■ **Try it**: Please copy out the listing below in full and exactly.
'''
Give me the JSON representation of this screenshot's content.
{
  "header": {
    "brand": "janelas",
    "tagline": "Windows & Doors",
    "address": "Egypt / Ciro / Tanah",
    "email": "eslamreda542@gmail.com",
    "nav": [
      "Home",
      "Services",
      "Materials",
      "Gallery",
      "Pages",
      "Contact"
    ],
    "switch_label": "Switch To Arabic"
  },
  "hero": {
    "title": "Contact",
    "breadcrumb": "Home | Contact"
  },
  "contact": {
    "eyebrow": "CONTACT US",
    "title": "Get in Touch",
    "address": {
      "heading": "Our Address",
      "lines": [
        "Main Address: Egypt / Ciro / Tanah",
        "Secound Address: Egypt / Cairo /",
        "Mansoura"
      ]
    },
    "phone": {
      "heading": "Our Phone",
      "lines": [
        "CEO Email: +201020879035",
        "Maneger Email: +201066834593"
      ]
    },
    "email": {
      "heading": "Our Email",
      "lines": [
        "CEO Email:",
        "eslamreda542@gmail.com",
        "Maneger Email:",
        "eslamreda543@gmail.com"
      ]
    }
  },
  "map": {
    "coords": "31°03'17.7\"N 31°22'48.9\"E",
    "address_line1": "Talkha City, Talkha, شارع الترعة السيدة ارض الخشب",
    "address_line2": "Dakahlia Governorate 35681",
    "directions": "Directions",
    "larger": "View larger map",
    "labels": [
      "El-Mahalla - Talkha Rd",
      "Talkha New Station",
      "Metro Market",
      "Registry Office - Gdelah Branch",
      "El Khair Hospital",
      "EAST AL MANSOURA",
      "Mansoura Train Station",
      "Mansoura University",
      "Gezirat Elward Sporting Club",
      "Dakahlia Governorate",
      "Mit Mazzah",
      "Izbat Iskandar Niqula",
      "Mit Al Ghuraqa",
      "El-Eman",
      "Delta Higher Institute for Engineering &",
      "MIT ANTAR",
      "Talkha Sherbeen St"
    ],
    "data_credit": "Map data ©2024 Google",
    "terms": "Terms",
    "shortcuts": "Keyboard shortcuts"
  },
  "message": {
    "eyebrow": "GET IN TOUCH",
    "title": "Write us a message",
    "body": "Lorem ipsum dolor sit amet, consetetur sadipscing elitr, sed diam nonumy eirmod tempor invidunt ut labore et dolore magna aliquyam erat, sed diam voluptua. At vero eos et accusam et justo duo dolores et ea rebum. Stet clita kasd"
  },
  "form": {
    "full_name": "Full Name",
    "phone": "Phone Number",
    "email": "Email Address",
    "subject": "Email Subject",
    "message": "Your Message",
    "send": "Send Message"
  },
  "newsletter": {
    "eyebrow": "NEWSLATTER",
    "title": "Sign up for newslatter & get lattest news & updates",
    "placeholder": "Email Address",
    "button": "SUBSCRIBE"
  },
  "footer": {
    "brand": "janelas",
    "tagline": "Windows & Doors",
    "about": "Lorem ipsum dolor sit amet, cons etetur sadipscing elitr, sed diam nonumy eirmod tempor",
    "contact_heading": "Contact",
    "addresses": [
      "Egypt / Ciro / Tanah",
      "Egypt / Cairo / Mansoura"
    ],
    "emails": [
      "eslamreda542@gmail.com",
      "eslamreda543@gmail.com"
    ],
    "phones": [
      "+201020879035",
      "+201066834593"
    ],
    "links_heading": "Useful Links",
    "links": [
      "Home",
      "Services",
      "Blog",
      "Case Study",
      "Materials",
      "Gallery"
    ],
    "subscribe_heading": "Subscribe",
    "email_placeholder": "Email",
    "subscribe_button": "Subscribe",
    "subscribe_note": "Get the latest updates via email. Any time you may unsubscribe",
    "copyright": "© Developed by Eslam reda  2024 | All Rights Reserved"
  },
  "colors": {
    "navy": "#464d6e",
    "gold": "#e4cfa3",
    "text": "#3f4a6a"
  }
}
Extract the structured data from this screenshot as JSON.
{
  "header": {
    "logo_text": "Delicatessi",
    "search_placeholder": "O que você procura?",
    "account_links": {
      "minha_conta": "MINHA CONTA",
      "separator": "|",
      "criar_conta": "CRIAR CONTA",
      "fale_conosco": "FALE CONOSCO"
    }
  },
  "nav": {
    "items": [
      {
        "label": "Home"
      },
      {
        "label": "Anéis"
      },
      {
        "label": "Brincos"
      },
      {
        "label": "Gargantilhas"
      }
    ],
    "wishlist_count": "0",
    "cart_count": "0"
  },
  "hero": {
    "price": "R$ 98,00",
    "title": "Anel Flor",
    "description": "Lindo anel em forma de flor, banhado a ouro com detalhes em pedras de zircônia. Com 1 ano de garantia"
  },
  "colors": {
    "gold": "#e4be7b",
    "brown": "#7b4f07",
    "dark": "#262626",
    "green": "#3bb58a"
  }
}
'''
■ **Task response**:
Give me the JSON representation of this screenshot's content.
{
  "header": {
    "brand": "janelas",
    "tagline": "Windows & Doors",
    "address": "Egypt / Ciro / Tanah",
    "email": "eslamreda542@gmail.com",
    "nav": [
      "Home",
      "Services",
      "Materials",
      "Gallery",
      "Pages",
      "Contact"
    ],
    "switch_label": "Switch To Arabic"
  },
  "hero": {
    "title": "Contact",
    "breadcrumb": "Home | Contact"
  },
  "contact": {
    "eyebrow": "CONTACT US",
    "title": "Get in Touch",
    "address": {
      "heading": "Our Address",
      "lines": [
        "Main Address: Egypt / Ciro / Tanah",
        "Secound Address: Egypt / Cairo /",
        "Mansoura"
      ]
    },
    "phone": {
      "heading": "Our Phone",
      "lines": [
        "CEO Email: +201020879035",
        "Maneger Email: +201066834593"
      ]
    },
    "email": {
      "heading": "Our Email",
      "lines": [
        "CEO Email:",
        "eslamreda542@gmail.com",
        "Maneger Email:",
        "eslamreda543@gmail.com"
      ]
    }
  },
  "map": {
    "coords": "31°03'17.7\"N 31°22'48.9\"E",
    "address_line1": "Talkha City, Talkha, شارع الترعة السيدة ارض الخشب",
    "address_line2": "Dakahlia Governorate 35681",
    "directions": "Directions",
    "larger": "View larger map",
    "labels": [
      "El-Mahalla - Talkha Rd",
      "Talkha New Station",
      "Metro Market",
      "Registry Office - Gdelah Branch",
      "El Khair Hospital",
      "EAST AL MANSOURA",
      "Mansoura Train Station",
      "Mansoura University",
      "Gezirat Elward Sporting Club",
      "Dakahlia Governorate",
      "Mit Mazzah",
      "Izbat Iskandar Niqula",
      "Mit Al Ghuraqa",
      "El-Eman",
      "Delta Higher Institute for Engineering &",
      "MIT ANTAR",
      "Talkha Sherbeen St"
    ],
    "data_credit": "Map data ©2024 Google",
    "terms": "Terms",
    "shortcuts": "Keyboard shortcuts"
  },
  "message": {
    "eyebrow": "GET IN TOUCH",
    "title": "Write us a message",
    "body": "Lorem ipsum dolor sit amet, consetetur sadipscing elitr, sed diam nonumy eirmod tempor invidunt ut labore et dolore magna aliquyam erat, sed diam voluptua. At vero eos et accusam et justo duo dolores et ea rebum. Stet clita kasd"
  },
  "form": {
    "full_name": "Full Name",
    "phone": "Phone Number",
    "email": "Email Address",
    "subject": "Email Subject",
    "message": "Your Message",
    "send": "Send Message"
  },
  "newsletter": {
    "eyebrow": "NEWSLATTER",
    "title": "Sign up for newslatter & get lattest news & updates",
    "placeholder": "Email Address",
    "button": "SUBSCRIBE"
  },
  "footer": {
    "brand": "janelas",
    "tagline": "Windows & Doors",
    "about": "Lorem ipsum dolor sit amet, cons etetur sadipscing elitr, sed diam nonumy eirmod tempor",
    "contact_heading": "Contact",
    "addresses": [
      "Egypt / Ciro / Tanah",
      "Egypt / Cairo / Mansoura"
    ],
    "emails": [
      "eslamreda542@gmail.com",
      "eslamreda543@gmail.com"
    ],
    "phones": [
      "+201020879035",
      "+201066834593"
    ],
    "links_heading": "Useful Links",
    "links": [
      "Home",
      "Services",
      "Blog",
      "Case Study",
      "Materials",
      "Gallery"
    ],
    "subscribe_heading": "Subscribe",
    "email_placeholder": "Email",
    "subscribe_button": "Subscribe",
    "subscribe_note": "Get the latest updates via email. Any time you may unsubscribe",
    "copyright": "© Developed by Eslam reda  2024 | All Rights Reserved"
  },
  "colors": {
    "navy": "#464d6e",
    "gold": "#e4cfa3",
    "text": "#3f4a6a"
  }
}
Extract the structured data from this screenshot as JSON.
{
  "header": {
    "logo_text": "Delicatessi",
    "search_placeholder": "O que você procura?",
    "account_links": {
      "minha_conta": "MINHA CONTA",
      "separator": "|",
      "criar_conta": "CRIAR CONTA",
      "fale_conosco": "FALE CONOSCO"
    }
  },
  "nav": {
    "items": [
      {
        "label": "Home"
      },
      {
        "label": "Anéis"
      },
      {
        "label": "Brincos"
      },
      {
        "label": "Gargantilhas"
      }
    ],
    "wishlist_count": "0",
    "cart_count": "0"
  },
  "hero": {
    "price": "R$ 98,00",
    "title": "Anel Flor",
    "description": "Lindo anel em forma de flor, banhado a ouro com detalhes em pedras de zircônia. Com 1 ano de garantia"
  },
  "colors": {
    "gold": "#e4be7b",
    "brown": "#7b4f07",
    "dark": "#262626",
    "green": "#3bb58a"
  }
}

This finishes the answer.